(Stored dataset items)
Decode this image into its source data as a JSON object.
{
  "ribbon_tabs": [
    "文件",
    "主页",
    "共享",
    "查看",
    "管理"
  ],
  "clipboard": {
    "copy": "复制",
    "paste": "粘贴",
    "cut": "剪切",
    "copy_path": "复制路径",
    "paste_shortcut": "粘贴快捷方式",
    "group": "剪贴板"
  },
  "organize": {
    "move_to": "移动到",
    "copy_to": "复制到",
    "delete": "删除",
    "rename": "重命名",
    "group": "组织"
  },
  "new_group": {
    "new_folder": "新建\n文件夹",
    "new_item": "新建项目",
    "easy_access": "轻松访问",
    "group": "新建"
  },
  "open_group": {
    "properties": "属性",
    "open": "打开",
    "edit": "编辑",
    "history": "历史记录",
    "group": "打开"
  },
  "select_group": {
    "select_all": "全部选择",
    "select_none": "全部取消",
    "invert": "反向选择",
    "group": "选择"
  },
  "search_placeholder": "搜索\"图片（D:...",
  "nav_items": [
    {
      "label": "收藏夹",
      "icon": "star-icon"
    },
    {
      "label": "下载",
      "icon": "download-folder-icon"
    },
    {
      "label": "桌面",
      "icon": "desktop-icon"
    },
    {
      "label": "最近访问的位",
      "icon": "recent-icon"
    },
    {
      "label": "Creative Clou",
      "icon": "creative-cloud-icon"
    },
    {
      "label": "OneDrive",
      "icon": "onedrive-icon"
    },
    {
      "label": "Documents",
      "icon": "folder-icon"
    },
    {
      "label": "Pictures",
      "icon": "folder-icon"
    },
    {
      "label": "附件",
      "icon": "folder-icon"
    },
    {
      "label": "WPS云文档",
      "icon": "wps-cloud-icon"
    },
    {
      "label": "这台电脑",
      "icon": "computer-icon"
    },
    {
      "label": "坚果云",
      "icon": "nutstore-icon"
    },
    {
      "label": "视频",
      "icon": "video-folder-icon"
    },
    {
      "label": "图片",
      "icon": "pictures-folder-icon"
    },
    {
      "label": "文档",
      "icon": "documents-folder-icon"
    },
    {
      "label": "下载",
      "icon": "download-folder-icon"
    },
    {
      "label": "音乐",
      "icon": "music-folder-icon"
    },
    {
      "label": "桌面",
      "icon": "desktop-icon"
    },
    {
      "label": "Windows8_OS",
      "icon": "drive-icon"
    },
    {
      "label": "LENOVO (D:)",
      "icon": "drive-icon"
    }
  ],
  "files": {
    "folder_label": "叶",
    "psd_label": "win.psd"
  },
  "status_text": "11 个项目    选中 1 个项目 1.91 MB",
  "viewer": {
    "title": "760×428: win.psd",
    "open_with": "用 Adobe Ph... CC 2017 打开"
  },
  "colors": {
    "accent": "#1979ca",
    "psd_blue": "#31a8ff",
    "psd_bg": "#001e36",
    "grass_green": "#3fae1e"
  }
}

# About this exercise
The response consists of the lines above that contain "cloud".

# Output of the task
      "icon": "creative-cloud-icon"
      "icon": "wps-cloud-icon"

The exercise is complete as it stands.